Montray Smith, MSN, MPH, RN, LHRM, assistant professor in the School of Nursing
Montray Smith, MSN, MPH, RN, LHRM, assistant professor in the School of Nursing

Montray Smith, assistant professor in the School of Nursing, has been selected to the Beth Israel Deaconess Disaster Nursing Fellowship (Harvard Initiatives). The one-year fellowship in Boston will begin this summer. UofL News reached out to Smith for more information about this once-in-a-lifetime opportunity.

Q: Explain what you’ll be learning and the type of research you’ll be involved in during the fellowship.

A: This is one of the only fellowships in the United States related to disaster nursing.

The curriculum includes features of disaster nursing and emergency medicine, and fellows have the opportunity to participate in some of the world’s largest mass casualty exercises while learning from both national and international disaster planning experts.

I’ll get to complete fieldwork-related research resulting in a thesis or publication, and also participate in lectures, seminars, readings on disaster medicine and emergency medicine.

After completing the fellowship, I look forward to be even better equipped to take on leadership positions in the areas of disaster nursing and emergency medicine.  

Q: Talk about how this opportunity will advance your future goals.  

A: This opportunity allows me to gain valuable knowledge and develop an expertise. My future goals are to use the fellowship content to expand my research topic, continue teaching, and serve in disaster management/disaster relief on local, state, national and international levels.

Q: Briefly describe your work and expertise related to disaster nursing.  

A: I have been a nurse for several years with experience in disaster relief, disaster preparedness and humanitarian services. I am a former member of the National Disaster Medical System (NDMS) that responds to national disaster events, and provides hands-on care to anyone in need of health care services.

I teach in our undergraduate and graduate nursing programs, and my students have opportunities to work with local community agencies like the American Red Cross and the local health care systems on various disaster management projects. I also am a UofL PhD nursing student, and my research focus is on disaster management/disaster relief in vulnerable populations targeting families with children with neurodevelopmental related disabilities, refugees and low socioeconomic groups.

Other thoughts? 

A: It is a great honor to have been selected for this excellent fellowship.
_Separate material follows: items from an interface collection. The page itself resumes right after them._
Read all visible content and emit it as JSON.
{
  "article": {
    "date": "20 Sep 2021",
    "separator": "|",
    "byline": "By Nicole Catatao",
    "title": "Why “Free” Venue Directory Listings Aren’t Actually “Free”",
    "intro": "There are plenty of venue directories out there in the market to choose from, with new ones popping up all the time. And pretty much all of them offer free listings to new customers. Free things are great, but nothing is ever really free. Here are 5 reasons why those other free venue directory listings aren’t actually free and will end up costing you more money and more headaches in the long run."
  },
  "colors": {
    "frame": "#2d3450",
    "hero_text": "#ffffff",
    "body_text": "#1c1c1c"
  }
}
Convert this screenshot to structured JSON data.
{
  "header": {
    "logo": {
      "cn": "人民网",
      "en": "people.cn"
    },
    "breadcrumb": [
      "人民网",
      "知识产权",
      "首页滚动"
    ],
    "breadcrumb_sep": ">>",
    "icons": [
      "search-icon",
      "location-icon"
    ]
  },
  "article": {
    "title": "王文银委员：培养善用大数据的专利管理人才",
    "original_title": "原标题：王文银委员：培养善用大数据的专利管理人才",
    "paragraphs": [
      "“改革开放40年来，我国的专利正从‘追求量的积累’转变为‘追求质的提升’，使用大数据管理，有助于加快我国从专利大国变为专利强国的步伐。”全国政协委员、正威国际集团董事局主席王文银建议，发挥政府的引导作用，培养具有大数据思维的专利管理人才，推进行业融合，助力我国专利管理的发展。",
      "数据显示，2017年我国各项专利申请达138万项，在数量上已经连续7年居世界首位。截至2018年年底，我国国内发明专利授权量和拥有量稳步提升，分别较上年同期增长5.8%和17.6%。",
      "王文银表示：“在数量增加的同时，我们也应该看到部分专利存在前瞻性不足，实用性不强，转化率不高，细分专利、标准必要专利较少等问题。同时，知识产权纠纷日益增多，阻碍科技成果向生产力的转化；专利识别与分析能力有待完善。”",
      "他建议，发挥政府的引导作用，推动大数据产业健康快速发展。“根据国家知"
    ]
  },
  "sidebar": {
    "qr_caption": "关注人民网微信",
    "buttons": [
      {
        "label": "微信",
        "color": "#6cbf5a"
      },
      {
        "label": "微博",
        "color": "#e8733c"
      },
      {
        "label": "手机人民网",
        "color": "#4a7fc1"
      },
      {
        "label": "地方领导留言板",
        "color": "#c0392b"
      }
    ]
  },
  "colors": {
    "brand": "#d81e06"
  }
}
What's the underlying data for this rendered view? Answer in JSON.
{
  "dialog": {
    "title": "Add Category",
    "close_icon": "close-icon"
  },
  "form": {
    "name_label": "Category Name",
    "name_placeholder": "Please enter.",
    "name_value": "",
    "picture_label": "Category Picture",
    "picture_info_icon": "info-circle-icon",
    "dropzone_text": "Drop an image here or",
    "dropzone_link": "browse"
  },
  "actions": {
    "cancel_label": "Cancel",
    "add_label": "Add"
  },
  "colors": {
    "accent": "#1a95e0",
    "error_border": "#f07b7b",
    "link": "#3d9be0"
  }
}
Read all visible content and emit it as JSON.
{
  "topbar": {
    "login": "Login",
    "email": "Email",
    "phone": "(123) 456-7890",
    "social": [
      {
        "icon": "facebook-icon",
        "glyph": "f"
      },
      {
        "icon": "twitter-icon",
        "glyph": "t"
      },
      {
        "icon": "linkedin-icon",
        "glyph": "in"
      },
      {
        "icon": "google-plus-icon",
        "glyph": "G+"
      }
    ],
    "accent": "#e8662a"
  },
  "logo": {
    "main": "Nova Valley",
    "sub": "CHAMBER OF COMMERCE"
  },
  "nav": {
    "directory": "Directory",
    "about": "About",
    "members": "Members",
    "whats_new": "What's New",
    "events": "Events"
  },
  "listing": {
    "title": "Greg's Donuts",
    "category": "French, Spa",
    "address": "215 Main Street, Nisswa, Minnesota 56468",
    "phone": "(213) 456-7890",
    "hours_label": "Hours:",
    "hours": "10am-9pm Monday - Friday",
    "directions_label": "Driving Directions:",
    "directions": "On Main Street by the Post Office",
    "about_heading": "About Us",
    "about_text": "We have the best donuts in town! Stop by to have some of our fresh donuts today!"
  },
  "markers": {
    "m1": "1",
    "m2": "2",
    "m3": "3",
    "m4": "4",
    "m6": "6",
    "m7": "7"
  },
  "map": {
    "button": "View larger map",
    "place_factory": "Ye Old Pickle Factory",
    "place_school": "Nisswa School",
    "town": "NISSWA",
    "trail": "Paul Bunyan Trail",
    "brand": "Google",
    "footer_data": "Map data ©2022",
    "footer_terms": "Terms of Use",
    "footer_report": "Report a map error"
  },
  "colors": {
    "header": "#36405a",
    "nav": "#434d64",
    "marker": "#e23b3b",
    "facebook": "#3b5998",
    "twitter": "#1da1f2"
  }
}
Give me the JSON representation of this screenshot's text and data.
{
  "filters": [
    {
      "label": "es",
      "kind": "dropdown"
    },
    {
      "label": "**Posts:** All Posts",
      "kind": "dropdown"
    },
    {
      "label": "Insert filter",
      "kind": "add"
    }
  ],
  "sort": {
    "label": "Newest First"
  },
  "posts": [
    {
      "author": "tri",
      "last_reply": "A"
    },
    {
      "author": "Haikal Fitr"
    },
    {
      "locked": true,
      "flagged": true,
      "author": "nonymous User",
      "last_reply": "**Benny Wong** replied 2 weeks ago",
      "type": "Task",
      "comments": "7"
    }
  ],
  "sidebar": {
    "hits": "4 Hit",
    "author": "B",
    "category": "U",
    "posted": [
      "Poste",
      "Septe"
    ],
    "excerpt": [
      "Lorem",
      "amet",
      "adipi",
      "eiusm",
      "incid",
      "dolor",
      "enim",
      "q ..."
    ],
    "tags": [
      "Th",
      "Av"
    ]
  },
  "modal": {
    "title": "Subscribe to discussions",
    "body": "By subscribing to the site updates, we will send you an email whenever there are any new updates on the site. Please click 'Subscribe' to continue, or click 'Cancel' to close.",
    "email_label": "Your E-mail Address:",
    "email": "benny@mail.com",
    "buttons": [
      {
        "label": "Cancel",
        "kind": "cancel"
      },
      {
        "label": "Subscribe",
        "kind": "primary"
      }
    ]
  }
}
I will be able to use the knowledge gained to advance disaster research and continue preparing nursing students for current and future disasters.